The Leader also must not have found the shooting of an NFL star very sexy, because they opened SportsCenter with a Celtics highlight before informing of Taylor’s condition. Thinking that someone was actually hired to make news-related decisions in Bristol makes me shudder.

Now, Taylor’s past is a factor in the story, don’t get me wrong, but it shouldn’t have been used to BLAME him for what happened.

And if ESPN hinted that Taylor’s lifestyle was the reason for his death, Washington Post columnist  Michael Wilbon, just straight out said it:

I know how I feel about Taylor, and this latest news isn’t surprising in the least, not to me. Whether this incident is or isn’t random, Taylor grew up in a violent world, embraced it, claimed it, loved to run in it and refused to divorce himself from it. He ain’t the first and won’t be the last. We have no idea what happened, or if what we know now will be revised later. It’s sad, yes, but hardly surprising.

Now, Wilbon wouldn’t stoop to speculating about Taylor’s life, as he pointed out earlier in his chat:

we obviously will start with Redskins safety Sean Taylor, shot after midnight this morning at his home in South Florida, now reported in critical condition. … There’s a ton of speculation about the details of his condition and the details of the incident, but this isn’t a blog and we’re not going to get into wild guessing and speculating here…

Obviously, only a blog would suggest to know things (like someone’s personality or intentions) without actually knowing or talking to that person.

Interestingly enough, three days later, Taylor’s childhood friend (and fellow NFL player) Antrel Rolle, said the former Redskin was truly trying to change his life for the better, stop running with the wrong crew.

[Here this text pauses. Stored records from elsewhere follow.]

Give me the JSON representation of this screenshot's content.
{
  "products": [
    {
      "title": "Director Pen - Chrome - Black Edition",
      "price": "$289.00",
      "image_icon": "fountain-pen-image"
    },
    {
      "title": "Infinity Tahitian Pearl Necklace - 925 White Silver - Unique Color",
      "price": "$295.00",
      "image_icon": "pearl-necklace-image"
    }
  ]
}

So here’s a guy, about the same age as me, trying to turn his life around before it’s too late. He gets taken down in a terrible tragedy, and all we hear about from ESPN and Mike Wilbon (which are really one in the same) is what a horrible troublemaker he was.

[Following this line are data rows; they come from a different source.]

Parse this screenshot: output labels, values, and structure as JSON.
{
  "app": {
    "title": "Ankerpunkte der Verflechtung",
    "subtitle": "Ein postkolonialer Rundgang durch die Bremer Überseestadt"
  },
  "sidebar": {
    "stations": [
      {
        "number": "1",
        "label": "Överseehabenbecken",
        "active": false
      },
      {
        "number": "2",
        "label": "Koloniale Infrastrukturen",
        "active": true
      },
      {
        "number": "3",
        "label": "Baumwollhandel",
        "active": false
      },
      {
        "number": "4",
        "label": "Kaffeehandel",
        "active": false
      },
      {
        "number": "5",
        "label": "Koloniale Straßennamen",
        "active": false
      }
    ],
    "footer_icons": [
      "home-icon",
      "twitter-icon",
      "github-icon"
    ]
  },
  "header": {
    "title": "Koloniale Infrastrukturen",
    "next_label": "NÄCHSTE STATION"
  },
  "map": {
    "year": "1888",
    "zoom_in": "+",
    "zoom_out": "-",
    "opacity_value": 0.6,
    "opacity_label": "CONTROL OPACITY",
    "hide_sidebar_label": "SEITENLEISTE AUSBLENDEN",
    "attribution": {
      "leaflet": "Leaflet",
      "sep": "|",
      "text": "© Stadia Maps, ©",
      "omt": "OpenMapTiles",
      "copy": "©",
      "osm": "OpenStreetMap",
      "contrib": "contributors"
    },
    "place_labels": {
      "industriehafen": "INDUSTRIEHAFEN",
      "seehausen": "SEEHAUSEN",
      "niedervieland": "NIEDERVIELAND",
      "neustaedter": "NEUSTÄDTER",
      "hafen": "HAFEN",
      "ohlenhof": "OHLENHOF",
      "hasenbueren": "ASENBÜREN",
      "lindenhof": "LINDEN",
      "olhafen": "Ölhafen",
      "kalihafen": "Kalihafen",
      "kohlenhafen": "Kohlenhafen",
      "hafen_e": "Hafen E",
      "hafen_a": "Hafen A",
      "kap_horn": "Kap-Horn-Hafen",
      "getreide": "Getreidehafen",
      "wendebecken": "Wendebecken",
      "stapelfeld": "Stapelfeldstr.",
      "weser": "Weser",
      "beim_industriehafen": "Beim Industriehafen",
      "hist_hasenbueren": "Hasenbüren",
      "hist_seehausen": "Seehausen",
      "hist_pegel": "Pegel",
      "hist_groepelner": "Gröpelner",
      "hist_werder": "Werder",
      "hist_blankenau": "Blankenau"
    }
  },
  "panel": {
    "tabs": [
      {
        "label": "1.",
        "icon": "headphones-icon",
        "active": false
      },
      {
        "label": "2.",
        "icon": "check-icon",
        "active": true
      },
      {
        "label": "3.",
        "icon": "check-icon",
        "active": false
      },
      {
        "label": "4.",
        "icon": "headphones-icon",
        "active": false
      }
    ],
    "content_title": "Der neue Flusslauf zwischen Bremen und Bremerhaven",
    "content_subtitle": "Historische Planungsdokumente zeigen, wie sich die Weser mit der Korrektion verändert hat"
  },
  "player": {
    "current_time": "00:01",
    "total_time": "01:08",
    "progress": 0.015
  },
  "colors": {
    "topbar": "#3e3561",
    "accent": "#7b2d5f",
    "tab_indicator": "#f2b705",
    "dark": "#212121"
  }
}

What was it you said about Taylor and the gang life, Mike? Oh yea, he “embraced it, claimed it, loved to run in it and refused to divorce himself from it.”

Because you would know.

25
Sep
07

ESPN reminds you, black and white people hate each other

Vick Divide

When I get home from “real” work, I like to catch the 6 p.m. SportsCenter.

It allows me to skip Jim Rome’s Ree-dick-u-lus show, stupid PTI, all that nonsense.

But tonight, a special program (hosted by Bob Ley of course) took the place of SC…“The Vick Divide.”

People disagree on Mike Vick? I wasn’t aware.

Well, if you didn’t see it, imagine the most ridiculous town hall possible, then multiply it by the number of white ESPN anchors. (Side note: Is “The Vick Divide” some witty pun I’m not getting?)

For most of the program, Bob Ley was telling the crowd to settle down and “be civil.”

Former Falcon Terance Mathis got a lot of applause for saying “Jesus” and “God” frequently.

Terrence Moore, got booed a lot by “his city.” And the director of the Humane Society got hissed at (imagine that).

The best part was probably when Bob Ley interrupted the proceedings to cut to an ESPN breaking news update!!!! Brian Griese is getting the start for the Bears next week. Oh. Never saw that coming.

Frankly, I think ESPN knew that black Atlanta fans in the crowd (supporters of Vick) would look raucous and loud. There was basically just a lot of yelling, and one crowd member even tried to compare the punishments of Belichick and Vick (seriously). Despite how you feel, I hope it’s safe to say that people see dogfighting in different lights.

Yes, it’s illegal. But obviously, it doesn’t mean the same to you as it does to the next person.

Some people who decry dogfighting are the same people who say hunting is fine because “the animal dies quickly.” Others say it’s just part of the culture.

The bottom line is that ESPN isn’t going to solve cultural differences by having a crowd hiss and yell at media members. They know that. They want loud, in your face shows (Rome, are you still reading), which is why they showed minutes of footage of dogs fighting. Can we please move past this? Talk about the Packers. Talk about the Chargers. Hell, talk about Rex Grossman. Anything but this.